### [Directions for this task]
The complete listing should be copied out exactly.

### [Data for analysis]
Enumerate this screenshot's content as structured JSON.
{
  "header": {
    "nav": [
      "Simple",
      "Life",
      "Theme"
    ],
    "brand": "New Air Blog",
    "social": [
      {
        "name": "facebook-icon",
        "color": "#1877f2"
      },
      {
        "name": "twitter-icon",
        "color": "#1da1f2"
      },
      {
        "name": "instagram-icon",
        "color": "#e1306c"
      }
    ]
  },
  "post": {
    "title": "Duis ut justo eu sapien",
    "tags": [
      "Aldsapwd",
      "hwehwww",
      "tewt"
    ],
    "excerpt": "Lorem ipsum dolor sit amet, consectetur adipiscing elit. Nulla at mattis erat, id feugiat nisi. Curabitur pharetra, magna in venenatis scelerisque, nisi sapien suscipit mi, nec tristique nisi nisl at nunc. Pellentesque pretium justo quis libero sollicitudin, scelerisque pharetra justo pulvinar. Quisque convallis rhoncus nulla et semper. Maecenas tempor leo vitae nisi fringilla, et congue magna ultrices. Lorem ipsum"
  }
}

### [Your response]
Enumerate this screenshot's content as structured JSON.
{
  "header": {
    "nav": [
      "Simple",
      "Life",
      "Theme"
    ],
    "brand": "New Air Blog",
    "social": [
      {
        "name": "facebook-icon",
        "color": "#1877f2"
      },
      {
        "name": "twitter-icon",
        "color": "#1da1f2"
      },
      {
        "name": "instagram-icon",
        "color": "#e1306c"
      }
    ]
  },
  "post": {
    "title": "Duis ut justo eu sapien",
    "tags": [
      "Aldsapwd",
      "hwehwww",
      "tewt"
    ],
    "excerpt": "Lorem ipsum dolor sit amet, consectetur adipiscing elit. Nulla at mattis erat, id feugiat nisi. Curabitur pharetra, magna in venenatis scelerisque, nisi sapien suscipit mi, nec tristique nisi nisl at nunc. Pellentesque pretium justo quis libero sollicitudin, scelerisque pharetra justo pulvinar. Quisque convallis rhoncus nulla et semper. Maecenas tempor leo vitae nisi fringilla, et congue magna ultrices. Lorem ipsum"
  }
}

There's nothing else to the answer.